That doesn’t mean all is lost for newer apps or those with less presence. It just means that resources invested in branding campaigns will have an important role to play in gaining ATT opt-in. Consider developing your social presence, cross-promotion in other apps, email marketing, and paid marketing as ways to boost your brand affinity.
- Customize the ATT prompt purpose string with the dual goals of allaying any user privacy concerns while explaining the value of opting in. Adopt user-focussed language, be honest, transparent and to the point.
- A pre-ATT prompt can provide additional context for users – helping to boost user trust before they receive the ATT prompt itself. The pre-prompt is native to your app, meaning you can – and should – fully customize it to maximize engagement.
- Post-ATT reminders can encourage users who opted out to change their minds. Permission can be given or retracted in Settings at the user’s discretion – this is a positive message of user control, and should be positioned as such within your messaging.
- The timing of the prompt can have a huge impact on opt-in rates. While most apps find the highest opt-in rates when the ATT prompt is shown upon launch, it’s integral to test what works best for your app and audiences — which are unique to you. That said, bear in mind there’s a tradeoff to consider between early campaign optimization and app engagement.

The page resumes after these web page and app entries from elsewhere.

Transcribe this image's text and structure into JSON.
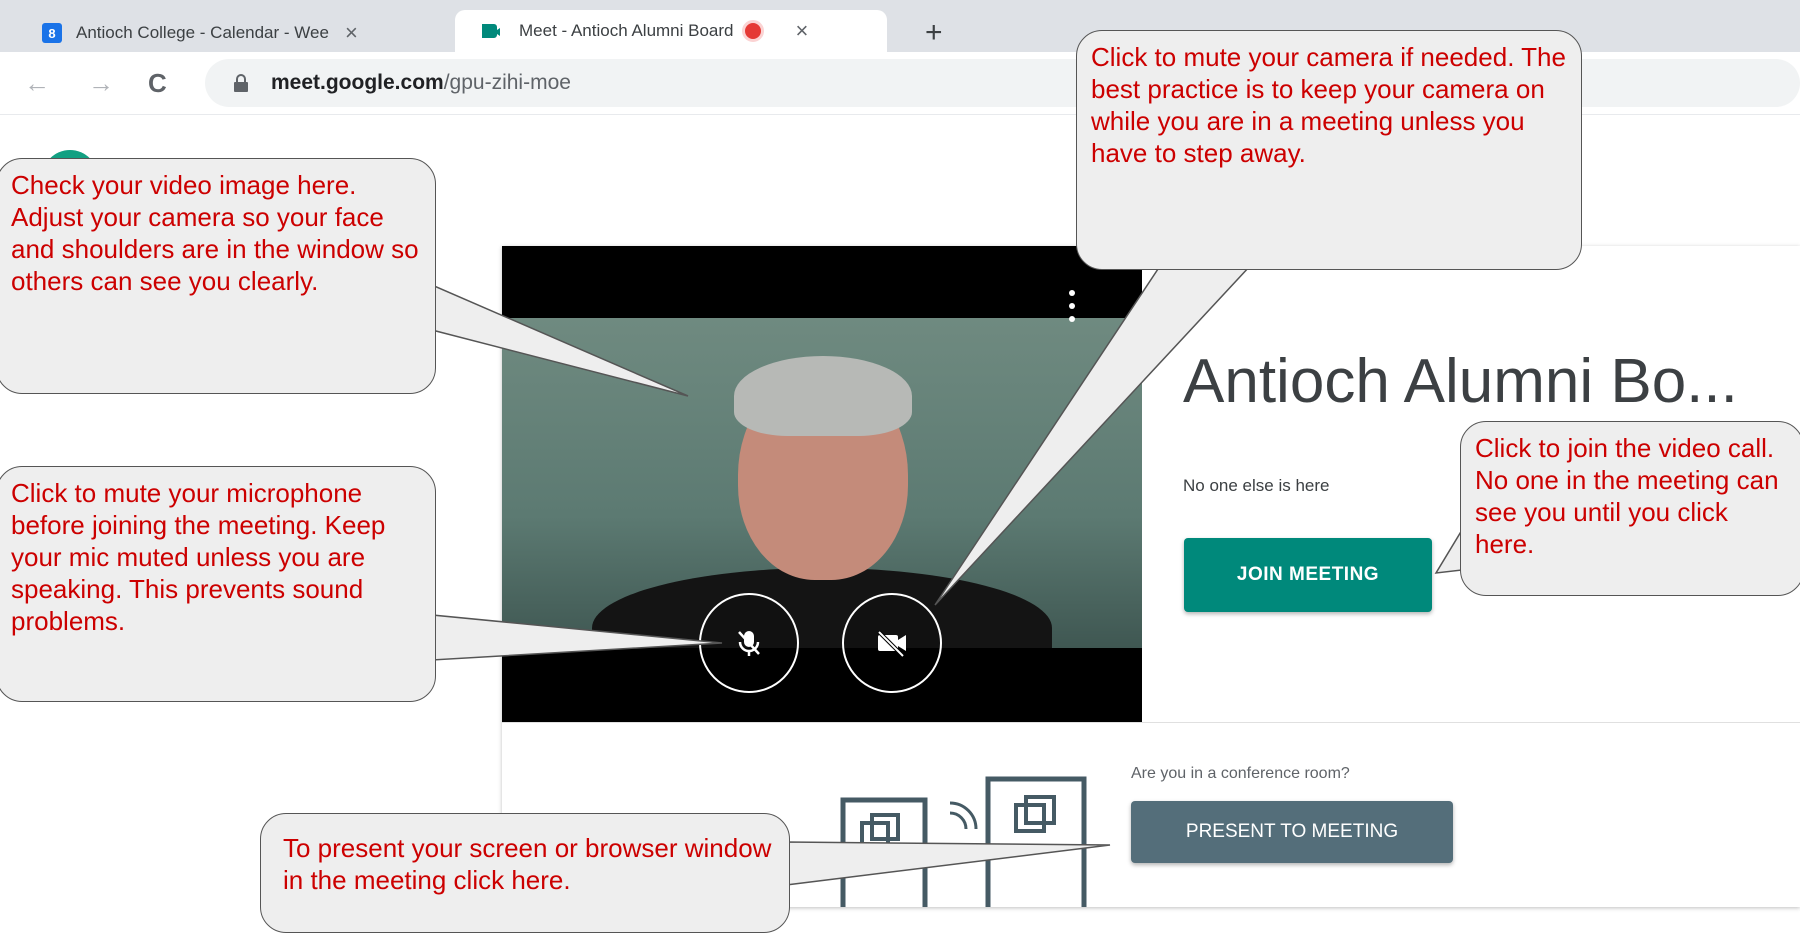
{
  "browser": {
    "tabs": [
      {
        "label": "Antioch College - Calendar - Wee",
        "icon_text": "8",
        "icon": "calendar-icon"
      },
      {
        "label": "Meet - Antioch Alumni Board",
        "icon": "meet-icon"
      }
    ],
    "new_tab_label": "+",
    "close_label": "×",
    "url_host": "meet.google.com",
    "url_path": "/gpu-zihi-moe",
    "back_icon": "←",
    "forward_icon": "→",
    "reload_icon": "C"
  },
  "meeting": {
    "title": "Antioch Alumni Bo...",
    "status": "No one else is here",
    "join_label": "JOIN MEETING",
    "conference_question": "Are you in a conference room?",
    "present_label": "PRESENT TO MEETING"
  },
  "callouts": {
    "video": "Check your video image here. Adjust your camera so your face and shoulders are in the window so others can see you clearly.",
    "mic": "Click to mute your microphone before joining the meeting. Keep your mic muted unless you are speaking. This prevents sound problems.",
    "camera": "Click to mute your camera if needed. The best practice is to keep your camera on while you are in a meeting unless you have to step away.",
    "join": "Click to join the video call. No one in the meeting can see you until you click here.",
    "present": "To present your screen or browser window in the meeting click here."
  },
  "colors": {
    "join": "#00897b",
    "present": "#546e7a",
    "callout_text": "#cc0000",
    "avatar": "#12a082"
  }
}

- Brand trust has a bigger role to play than ever now that iOS 14 is here. Apps that command a strong affinity with their users are likely to see higher opt-in rates, purely because users will trust that their data is being used ethically and to their benefit.